* THE PROBLEM
List every line below containing "title".

* AVAILABLE RECORDS
Content starts
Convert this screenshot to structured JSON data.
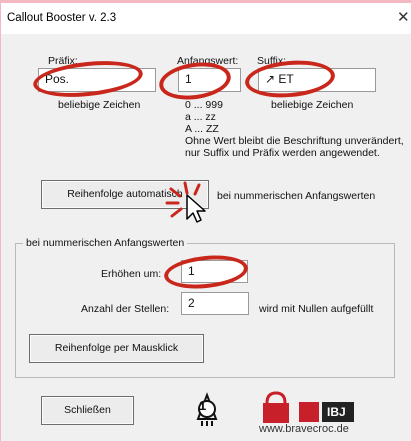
{
  "window": {
    "title": "Callout Booster v. 2.3",
    "close": "✕"
  },
  "prefix": {
    "label": "Präfix:",
    "value": "Pos.",
    "hint": "beliebige Zeichen"
  },
  "start": {
    "label": "Anfangswert:",
    "value": "1",
    "hints": [
      "0 ... 999",
      "a ... zz",
      "A ... ZZ"
    ]
  },
  "suffix": {
    "label": "Suffix:",
    "value": "↗ ET",
    "hint": "beliebige Zeichen"
  },
  "note": {
    "line1": "Ohne Wert bleibt die Beschriftung unverändert,",
    "line2": "nur Suffix und Präfix werden angewendet."
  },
  "auto_button": {
    "label": "Reihenfolge automatisch",
    "note": "bei nummerischen Anfangswerten"
  },
  "group": {
    "title": "bei nummerischen Anfangswerten",
    "increment_label": "Erhöhen um:",
    "increment_value": "1",
    "digits_label": "Anzahl der Stellen:",
    "digits_value": "2",
    "digits_note": "wird mit Nullen aufgefüllt",
    "click_button": "Reihenfolge per Mausklick"
  },
  "close_button": "Schließen",
  "brand": {
    "logo_text": "IBJ",
    "url": "www.bravecroc.de",
    "rocket_number": "1"
  },
  "colors": {
    "background": "#f3b8c1",
    "annotation": "#c9271c",
    "brand_red": "#c8202a",
    "dialog": "#f0f0f0"
  },
  "icons": [
    "close-icon",
    "cursor-icon",
    "rocket-icon",
    "lock-icon",
    "ibj-logo"
  ]
}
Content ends
* SOLUTION TO THIS TASK
    "title": "Callout Booster v. 2.3",
    "title": "bei nummerischen Anfangswerten",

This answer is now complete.